My 14-month-old daughter is currently fascinated with containers, and things that she can put in them, while just as fast taking them right out. So we found a great way to make more fun with this.

Of course I spend a lot of my day in the kitchen, whether cooking and prepping meals, cleaning up the results, or racking my brain (seriously just had to look up whether 'racking' or 'wracking' is appropriate here and apparently the jury is still out) trying to come up with some food ideas my picky-ish toddler will tolerate. So Bugga spends a lot of time at my feet, and I wanted her to be entertained so I could still be productive.

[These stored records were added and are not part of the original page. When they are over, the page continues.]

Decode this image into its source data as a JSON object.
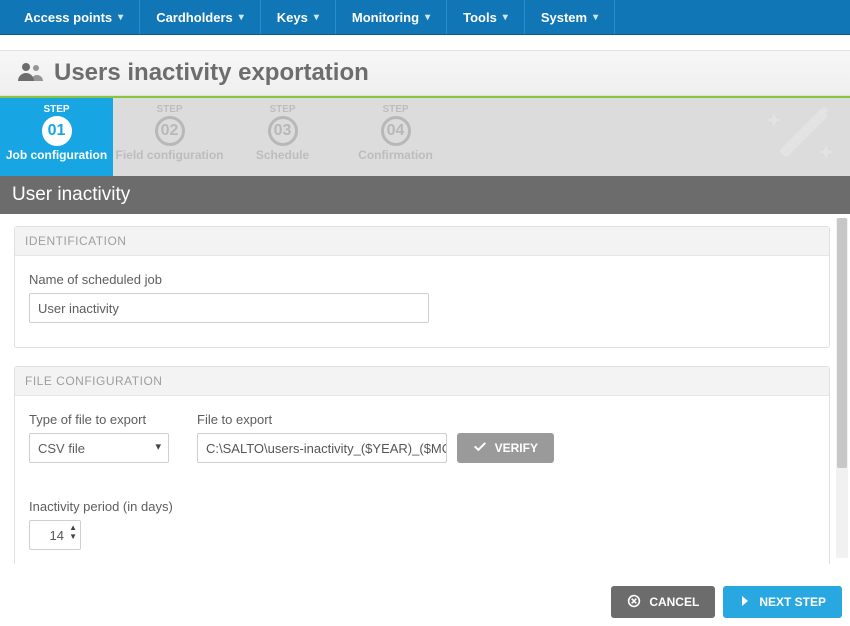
{
  "menu": {
    "items": [
      {
        "label": "Access points"
      },
      {
        "label": "Cardholders"
      },
      {
        "label": "Keys"
      },
      {
        "label": "Monitoring"
      },
      {
        "label": "Tools"
      },
      {
        "label": "System"
      }
    ]
  },
  "title": "Users inactivity exportation",
  "wizard": {
    "step_label": "STEP",
    "steps": [
      {
        "num": "01",
        "name": "Job configuration",
        "active": true
      },
      {
        "num": "02",
        "name": "Field configuration",
        "active": false
      },
      {
        "num": "03",
        "name": "Schedule",
        "active": false
      },
      {
        "num": "04",
        "name": "Confirmation",
        "active": false
      }
    ]
  },
  "subheader": "User inactivity",
  "identification": {
    "panel_title": "IDENTIFICATION",
    "name_label": "Name of scheduled job",
    "name_value": "User inactivity"
  },
  "file_cfg": {
    "panel_title": "FILE CONFIGURATION",
    "type_label": "Type of file to export",
    "type_value": "CSV file",
    "file_label": "File to export",
    "file_value": "C:\\SALTO\\users-inactivity_($YEAR)_($MONTH)_($D",
    "verify_label": "VERIFY",
    "inactivity_label": "Inactivity period (in days)",
    "inactivity_value": "14"
  },
  "footer": {
    "cancel": "CANCEL",
    "next": "NEXT STEP"
  }
}
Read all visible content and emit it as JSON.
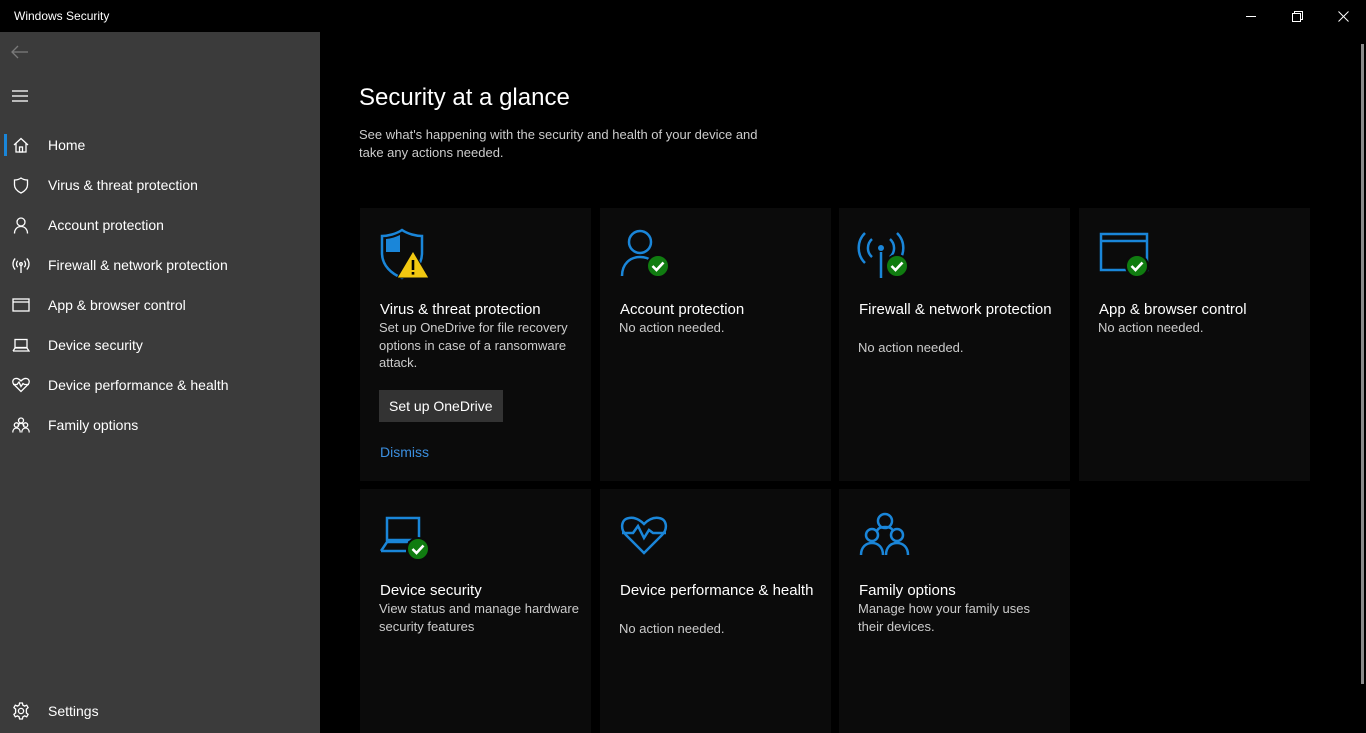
{
  "window": {
    "title": "Windows Security"
  },
  "sidebar": {
    "items": [
      {
        "label": "Home",
        "icon": "home-icon",
        "active": true
      },
      {
        "label": "Virus & threat protection",
        "icon": "shield-icon"
      },
      {
        "label": "Account protection",
        "icon": "person-icon"
      },
      {
        "label": "Firewall & network protection",
        "icon": "antenna-icon"
      },
      {
        "label": "App & browser control",
        "icon": "browser-window-icon"
      },
      {
        "label": "Device security",
        "icon": "laptop-icon"
      },
      {
        "label": "Device performance & health",
        "icon": "heart-icon"
      },
      {
        "label": "Family options",
        "icon": "family-icon"
      }
    ],
    "settings_label": "Settings"
  },
  "main": {
    "title": "Security at a glance",
    "description": "See what's happening with the security and health of your device and take any actions needed.",
    "tiles": [
      {
        "title": "Virus & threat protection",
        "desc": "Set up OneDrive for file recovery options in case of a ransomware attack.",
        "button": "Set up OneDrive",
        "link": "Dismiss",
        "status": "warning"
      },
      {
        "title": "Account protection",
        "desc": "No action needed.",
        "status": "ok"
      },
      {
        "title": "Firewall & network protection",
        "desc": "No action needed.",
        "status": "ok"
      },
      {
        "title": "App & browser control",
        "desc": "No action needed.",
        "status": "ok"
      },
      {
        "title": "Device security",
        "desc": "View status and manage hardware security features",
        "status": "ok"
      },
      {
        "title": "Device performance & health",
        "desc": "No action needed.",
        "status": "none"
      },
      {
        "title": "Family options",
        "desc": "Manage how your family uses their devices.",
        "status": "none"
      }
    ]
  },
  "colors": {
    "accent": "#1a86d9",
    "ok": "#107c10",
    "warning": "#f2c811",
    "link": "#3b8fe0",
    "sidebar_bg": "#3b3b3b",
    "tile_bg": "#0b0b0b"
  }
}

I designated two lower cabinets to my less-valuable storage containers, all plastic. All other cabinets are of course locked (and she is fascinated by the locks, by the way, but anyway...), but these two contain two large blue tubs of fun. Though it's no Tupperware, the little plastic bowls you get with your Chinese takeout have made for the most fun. I somehow have an assortment of sizes and they all fit perfectly inside each other in any order.

Bugga loves to take these containers, fill them with her little toys, and then stack them up. Then she takes them apart, drags them to the living room, stacks them up again, and puts more toys in them. Then back to the kitchen for the game to begin again. She loves it, and I'm glad that she gets to practice her dexterity, her spacial reasoning, and will even listen to directions if I ask her to "please put that bowl back in the blue bin" or whatever.

I can't wait until she's big enough to help me mix ingredients!